U.S. producer prices fell in December as energy prices dropped sharply, a trend that could temper expectations that inflation will rise this year toward the Federal Reserve's target.
The Labor Department said on Friday its producer price index slipped 0.2 percent after increasing 0.3 percent in November.
In the 12 months through December, the PPI declined 1.0 percent after falling 1.1 percent in November. December marked the 11th straight 12-month decrease in the index.
Producer prices fell 1.0 percent in 2015, the weakest since the series started in 2010, after rising 0.9 percent in 2014. Economists had forecast the PPI falling 0.2 percent last month and declining 1.0 percent from a year ago.
Coming on the heels of a report on Thursday showing a steep drop in import prices in December, weak producer prices suggest that an anticipated rise in inflation will probably be insufficient to breach the Fed's 2 percent target.
Inflation, which has been tamed by a strong dollar, tepid wage growth and cheaper oil, is expected to rise this year as 2015's weak figures fall out of the calculation. However, persistently low readings could limit the boost from the favorable so-called base effects.
The inflation outlook will likely determine the timing of further interest rate increases after the Fed last month raised its key overnight lending rate by 25 basis points to between 0.25 and 0.50 percent, the first rate hike in nearly a decade.
Last month, the cost of services edged up 0.1 percent after November's 0.5 percent increase. Energy prices fell 3.4 percent after dropping 0.6 percent in November. Wholesale food prices fell 1.3 percent after gaining 0.3 percent the prior month.
Goods prices fell 0.7 percent, declining for a sixth straight month.
A key measure of underlying producer price pressures that excludes food, energy and trade services rose 0.2 percent last month after edging up 0.1 percent in November.

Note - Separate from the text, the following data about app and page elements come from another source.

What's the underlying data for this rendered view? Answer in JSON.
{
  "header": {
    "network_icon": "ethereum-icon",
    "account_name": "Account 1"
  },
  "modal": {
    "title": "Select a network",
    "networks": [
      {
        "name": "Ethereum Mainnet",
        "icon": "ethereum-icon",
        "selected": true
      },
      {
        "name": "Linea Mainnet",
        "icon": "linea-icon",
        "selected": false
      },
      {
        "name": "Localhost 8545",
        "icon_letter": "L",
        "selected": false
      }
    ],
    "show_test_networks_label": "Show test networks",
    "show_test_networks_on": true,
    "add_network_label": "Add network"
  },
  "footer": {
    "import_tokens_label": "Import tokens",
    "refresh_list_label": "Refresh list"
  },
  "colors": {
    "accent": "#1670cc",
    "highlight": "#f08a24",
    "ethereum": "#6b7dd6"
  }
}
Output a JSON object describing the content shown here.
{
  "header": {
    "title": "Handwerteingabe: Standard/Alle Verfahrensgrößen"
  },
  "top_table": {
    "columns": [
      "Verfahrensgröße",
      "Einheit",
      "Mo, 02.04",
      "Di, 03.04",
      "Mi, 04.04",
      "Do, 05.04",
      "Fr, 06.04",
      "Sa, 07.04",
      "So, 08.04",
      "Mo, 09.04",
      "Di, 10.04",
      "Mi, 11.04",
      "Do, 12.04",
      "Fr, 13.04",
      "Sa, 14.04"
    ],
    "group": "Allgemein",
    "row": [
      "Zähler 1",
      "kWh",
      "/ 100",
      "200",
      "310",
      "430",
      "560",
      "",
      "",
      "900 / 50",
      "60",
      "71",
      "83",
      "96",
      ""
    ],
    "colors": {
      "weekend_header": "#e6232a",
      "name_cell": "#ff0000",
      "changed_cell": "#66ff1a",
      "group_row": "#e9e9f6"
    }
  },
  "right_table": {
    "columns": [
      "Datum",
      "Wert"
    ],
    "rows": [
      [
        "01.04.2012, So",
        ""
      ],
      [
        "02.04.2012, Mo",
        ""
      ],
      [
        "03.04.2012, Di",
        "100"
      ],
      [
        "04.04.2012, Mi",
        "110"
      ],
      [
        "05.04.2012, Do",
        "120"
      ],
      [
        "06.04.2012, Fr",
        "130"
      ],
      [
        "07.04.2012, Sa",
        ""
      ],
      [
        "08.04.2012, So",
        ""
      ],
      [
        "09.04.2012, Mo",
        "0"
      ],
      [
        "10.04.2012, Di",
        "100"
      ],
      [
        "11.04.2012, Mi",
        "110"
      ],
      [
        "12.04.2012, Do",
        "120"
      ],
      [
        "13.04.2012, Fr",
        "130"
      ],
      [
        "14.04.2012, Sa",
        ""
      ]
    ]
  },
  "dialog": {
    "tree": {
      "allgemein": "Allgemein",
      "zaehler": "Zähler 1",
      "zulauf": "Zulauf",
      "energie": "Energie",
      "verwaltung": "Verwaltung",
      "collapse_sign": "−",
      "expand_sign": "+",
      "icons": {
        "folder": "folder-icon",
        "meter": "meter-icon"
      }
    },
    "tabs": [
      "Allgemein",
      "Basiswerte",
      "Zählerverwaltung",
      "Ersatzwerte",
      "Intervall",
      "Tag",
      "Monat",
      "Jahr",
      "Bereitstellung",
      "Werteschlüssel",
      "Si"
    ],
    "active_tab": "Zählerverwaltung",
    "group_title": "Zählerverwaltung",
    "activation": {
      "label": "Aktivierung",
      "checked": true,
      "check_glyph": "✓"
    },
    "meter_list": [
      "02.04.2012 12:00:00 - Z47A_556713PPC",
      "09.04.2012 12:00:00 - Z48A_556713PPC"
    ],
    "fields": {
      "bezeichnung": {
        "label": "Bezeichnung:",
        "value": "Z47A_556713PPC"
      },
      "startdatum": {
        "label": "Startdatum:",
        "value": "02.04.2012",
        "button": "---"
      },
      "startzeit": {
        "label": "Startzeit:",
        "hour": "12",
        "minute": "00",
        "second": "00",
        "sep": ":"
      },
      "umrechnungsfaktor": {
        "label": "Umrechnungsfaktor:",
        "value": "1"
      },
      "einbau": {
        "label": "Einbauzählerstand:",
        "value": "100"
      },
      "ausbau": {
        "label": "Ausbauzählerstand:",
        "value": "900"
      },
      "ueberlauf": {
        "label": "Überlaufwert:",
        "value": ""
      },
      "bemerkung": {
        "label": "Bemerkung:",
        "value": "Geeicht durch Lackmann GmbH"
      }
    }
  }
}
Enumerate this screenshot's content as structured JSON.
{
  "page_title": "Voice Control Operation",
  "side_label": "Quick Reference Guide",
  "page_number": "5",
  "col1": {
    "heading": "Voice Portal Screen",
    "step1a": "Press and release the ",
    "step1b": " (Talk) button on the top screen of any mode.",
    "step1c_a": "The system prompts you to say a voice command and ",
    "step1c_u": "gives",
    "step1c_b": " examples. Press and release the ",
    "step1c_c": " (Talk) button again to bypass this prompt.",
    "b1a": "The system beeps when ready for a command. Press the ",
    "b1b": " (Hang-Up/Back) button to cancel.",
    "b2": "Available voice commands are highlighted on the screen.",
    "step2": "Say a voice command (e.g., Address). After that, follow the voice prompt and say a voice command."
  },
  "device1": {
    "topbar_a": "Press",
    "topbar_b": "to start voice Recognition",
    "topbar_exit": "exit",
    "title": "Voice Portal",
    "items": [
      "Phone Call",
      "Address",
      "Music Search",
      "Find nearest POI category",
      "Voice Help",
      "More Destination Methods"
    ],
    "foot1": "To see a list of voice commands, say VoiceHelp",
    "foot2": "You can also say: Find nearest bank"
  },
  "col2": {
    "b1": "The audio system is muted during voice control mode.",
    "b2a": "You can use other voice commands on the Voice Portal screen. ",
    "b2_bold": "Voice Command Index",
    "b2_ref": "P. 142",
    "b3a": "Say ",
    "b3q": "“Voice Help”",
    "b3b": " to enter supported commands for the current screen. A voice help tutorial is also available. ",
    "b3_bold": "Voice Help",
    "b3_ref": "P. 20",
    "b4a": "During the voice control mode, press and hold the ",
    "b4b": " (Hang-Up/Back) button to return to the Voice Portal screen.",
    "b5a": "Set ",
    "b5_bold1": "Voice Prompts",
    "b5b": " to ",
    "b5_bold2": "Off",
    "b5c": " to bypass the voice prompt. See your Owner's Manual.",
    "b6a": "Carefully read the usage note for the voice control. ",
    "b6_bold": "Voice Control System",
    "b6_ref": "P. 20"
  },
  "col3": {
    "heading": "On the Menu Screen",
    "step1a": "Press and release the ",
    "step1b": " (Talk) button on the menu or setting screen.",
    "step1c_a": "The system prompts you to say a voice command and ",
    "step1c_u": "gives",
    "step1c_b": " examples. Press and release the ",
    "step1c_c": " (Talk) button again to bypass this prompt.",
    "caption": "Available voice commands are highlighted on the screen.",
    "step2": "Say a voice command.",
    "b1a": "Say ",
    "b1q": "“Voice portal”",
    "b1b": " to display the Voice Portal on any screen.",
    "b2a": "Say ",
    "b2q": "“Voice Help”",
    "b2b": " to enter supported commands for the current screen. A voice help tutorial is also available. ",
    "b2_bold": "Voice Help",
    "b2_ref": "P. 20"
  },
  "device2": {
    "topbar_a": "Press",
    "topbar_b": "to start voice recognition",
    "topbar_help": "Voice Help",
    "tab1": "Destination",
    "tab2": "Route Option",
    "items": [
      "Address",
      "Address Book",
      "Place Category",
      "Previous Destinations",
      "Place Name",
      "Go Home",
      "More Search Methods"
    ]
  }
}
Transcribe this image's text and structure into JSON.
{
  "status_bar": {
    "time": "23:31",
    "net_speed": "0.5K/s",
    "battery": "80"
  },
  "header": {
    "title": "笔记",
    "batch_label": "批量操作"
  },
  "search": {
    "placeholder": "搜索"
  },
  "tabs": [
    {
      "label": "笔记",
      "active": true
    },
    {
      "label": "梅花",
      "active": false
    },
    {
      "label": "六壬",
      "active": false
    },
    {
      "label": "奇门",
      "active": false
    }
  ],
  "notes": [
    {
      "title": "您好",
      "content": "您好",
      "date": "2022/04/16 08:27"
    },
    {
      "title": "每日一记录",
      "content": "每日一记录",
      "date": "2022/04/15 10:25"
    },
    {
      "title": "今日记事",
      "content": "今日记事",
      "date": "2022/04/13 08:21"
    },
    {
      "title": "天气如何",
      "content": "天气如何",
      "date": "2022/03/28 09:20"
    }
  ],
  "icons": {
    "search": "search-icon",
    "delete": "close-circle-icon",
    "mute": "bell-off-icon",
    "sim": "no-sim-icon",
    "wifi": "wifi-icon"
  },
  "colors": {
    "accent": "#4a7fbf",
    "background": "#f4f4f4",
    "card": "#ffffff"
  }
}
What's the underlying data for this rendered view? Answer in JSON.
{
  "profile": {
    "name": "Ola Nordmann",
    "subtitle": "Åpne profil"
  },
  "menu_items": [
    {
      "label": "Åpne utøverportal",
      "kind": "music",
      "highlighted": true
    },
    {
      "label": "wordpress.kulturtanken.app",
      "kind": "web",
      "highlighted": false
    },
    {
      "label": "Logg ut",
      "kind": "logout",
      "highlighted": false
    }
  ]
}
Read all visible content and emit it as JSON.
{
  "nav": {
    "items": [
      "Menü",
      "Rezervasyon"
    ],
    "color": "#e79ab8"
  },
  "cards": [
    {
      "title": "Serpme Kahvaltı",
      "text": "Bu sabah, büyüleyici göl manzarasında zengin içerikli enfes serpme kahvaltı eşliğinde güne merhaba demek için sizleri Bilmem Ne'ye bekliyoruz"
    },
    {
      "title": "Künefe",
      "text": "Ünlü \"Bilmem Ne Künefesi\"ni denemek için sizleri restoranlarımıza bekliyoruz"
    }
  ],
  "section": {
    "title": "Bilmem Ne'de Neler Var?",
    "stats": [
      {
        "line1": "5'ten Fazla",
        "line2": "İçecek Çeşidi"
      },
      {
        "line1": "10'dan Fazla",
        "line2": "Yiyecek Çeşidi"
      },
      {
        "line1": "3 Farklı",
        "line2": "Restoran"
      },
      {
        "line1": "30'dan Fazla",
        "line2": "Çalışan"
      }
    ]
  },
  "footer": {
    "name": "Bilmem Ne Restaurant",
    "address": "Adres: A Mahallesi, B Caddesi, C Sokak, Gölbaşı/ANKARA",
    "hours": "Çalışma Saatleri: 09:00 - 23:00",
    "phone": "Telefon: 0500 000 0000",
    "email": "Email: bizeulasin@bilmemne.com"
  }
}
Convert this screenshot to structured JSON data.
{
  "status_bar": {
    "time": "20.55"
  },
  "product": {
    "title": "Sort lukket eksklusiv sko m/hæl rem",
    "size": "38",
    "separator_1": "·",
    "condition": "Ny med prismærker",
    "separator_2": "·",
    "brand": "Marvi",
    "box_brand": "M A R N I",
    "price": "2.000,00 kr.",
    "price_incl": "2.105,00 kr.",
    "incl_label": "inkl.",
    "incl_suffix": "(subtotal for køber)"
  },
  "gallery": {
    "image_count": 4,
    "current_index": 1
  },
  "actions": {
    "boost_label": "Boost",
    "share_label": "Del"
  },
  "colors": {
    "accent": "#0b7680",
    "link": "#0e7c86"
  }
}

The so-called core PPI was up 0.3 percent in the 12 months through December.